Dataset rows describing interfaces:
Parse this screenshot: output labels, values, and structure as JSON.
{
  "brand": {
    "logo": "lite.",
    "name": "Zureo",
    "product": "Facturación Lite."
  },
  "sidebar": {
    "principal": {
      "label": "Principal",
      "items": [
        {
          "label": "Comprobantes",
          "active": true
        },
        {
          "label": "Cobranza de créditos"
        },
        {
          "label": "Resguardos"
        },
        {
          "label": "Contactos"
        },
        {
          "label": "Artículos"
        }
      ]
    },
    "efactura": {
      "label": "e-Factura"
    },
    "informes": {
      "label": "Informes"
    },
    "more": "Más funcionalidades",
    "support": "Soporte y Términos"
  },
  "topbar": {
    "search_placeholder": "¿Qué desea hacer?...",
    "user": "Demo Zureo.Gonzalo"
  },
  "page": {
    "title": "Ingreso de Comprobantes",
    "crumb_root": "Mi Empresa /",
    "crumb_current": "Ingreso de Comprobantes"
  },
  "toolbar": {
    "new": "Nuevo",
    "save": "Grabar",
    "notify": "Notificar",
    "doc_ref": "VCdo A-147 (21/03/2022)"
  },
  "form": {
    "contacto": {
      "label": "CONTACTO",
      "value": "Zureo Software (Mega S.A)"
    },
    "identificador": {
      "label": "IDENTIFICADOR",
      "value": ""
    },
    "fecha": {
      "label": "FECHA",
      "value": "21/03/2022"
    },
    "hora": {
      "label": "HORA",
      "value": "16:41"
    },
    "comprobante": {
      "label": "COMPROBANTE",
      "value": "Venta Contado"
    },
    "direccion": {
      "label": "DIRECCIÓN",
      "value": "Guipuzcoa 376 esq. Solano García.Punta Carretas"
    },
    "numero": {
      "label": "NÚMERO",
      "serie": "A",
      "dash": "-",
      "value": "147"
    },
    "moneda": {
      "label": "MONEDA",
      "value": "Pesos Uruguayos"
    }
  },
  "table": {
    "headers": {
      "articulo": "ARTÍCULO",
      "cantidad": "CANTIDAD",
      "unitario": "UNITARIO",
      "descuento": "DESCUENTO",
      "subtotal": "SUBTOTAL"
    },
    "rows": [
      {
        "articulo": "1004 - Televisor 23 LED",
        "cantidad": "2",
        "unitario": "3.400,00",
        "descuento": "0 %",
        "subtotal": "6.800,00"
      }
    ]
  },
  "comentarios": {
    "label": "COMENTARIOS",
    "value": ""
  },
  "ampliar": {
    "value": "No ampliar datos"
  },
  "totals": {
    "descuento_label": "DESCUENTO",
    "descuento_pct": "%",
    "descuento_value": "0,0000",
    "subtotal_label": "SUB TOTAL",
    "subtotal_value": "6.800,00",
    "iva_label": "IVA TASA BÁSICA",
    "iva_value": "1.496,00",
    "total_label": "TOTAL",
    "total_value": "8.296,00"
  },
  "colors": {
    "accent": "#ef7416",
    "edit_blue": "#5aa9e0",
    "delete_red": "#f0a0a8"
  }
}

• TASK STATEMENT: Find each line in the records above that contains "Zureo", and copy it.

• SOLUTION TO THE EXERCISE:
    "name": "Zureo",
    "user": "Demo Zureo.Gonzalo"
      "value": "Zureo Software (Mega S.A)"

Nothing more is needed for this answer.